> **Page and application data records**:
>>>
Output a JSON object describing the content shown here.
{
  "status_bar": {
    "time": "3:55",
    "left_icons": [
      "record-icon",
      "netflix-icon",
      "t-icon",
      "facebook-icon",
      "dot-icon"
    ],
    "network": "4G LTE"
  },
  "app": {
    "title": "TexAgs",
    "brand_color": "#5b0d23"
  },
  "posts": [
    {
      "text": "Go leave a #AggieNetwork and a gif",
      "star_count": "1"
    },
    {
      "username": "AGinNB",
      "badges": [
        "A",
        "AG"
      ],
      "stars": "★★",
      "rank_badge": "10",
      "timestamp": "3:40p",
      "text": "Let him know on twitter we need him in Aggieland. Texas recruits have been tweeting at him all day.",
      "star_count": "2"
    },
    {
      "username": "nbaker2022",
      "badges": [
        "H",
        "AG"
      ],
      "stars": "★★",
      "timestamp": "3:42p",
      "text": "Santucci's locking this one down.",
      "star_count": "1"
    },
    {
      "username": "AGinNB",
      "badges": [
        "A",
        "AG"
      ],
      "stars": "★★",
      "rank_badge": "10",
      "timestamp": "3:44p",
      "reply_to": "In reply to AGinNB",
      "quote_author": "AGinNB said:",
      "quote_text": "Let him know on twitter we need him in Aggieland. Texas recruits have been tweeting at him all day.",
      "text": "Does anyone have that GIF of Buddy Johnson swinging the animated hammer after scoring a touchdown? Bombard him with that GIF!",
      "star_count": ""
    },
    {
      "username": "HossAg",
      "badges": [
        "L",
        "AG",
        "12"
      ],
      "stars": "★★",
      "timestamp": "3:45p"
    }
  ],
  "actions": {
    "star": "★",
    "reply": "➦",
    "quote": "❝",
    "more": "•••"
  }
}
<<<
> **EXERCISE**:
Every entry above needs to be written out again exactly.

> **REPLY**:
Output a JSON object describing the content shown here.
{
  "status_bar": {
    "time": "3:55",
    "left_icons": [
      "record-icon",
      "netflix-icon",
      "t-icon",
      "facebook-icon",
      "dot-icon"
    ],
    "network": "4G LTE"
  },
  "app": {
    "title": "TexAgs",
    "brand_color": "#5b0d23"
  },
  "posts": [
    {
      "text": "Go leave a #AggieNetwork and a gif",
      "star_count": "1"
    },
    {
      "username": "AGinNB",
      "badges": [
        "A",
        "AG"
      ],
      "stars": "★★",
      "rank_badge": "10",
      "timestamp": "3:40p",
      "text": "Let him know on twitter we need him in Aggieland. Texas recruits have been tweeting at him all day.",
      "star_count": "2"
    },
    {
      "username": "nbaker2022",
      "badges": [
        "H",
        "AG"
      ],
      "stars": "★★",
      "timestamp": "3:42p",
      "text": "Santucci's locking this one down.",
      "star_count": "1"
    },
    {
      "username": "AGinNB",
      "badges": [
        "A",
        "AG"
      ],
      "stars": "★★",
      "rank_badge": "10",
      "timestamp": "3:44p",
      "reply_to": "In reply to AGinNB",
      "quote_author": "AGinNB said:",
      "quote_text": "Let him know on twitter we need him in Aggieland. Texas recruits have been tweeting at him all day.",
      "text": "Does anyone have that GIF of Buddy Johnson swinging the animated hammer after scoring a touchdown? Bombard him with that GIF!",
      "star_count": ""
    },
    {
      "username": "HossAg",
      "badges": [
        "L",
        "AG",
        "12"
      ],
      "stars": "★★",
      "timestamp": "3:45p"
    }
  ],
  "actions": {
    "star": "★",
    "reply": "➦",
    "quote": "❝",
    "more": "•••"
  }
}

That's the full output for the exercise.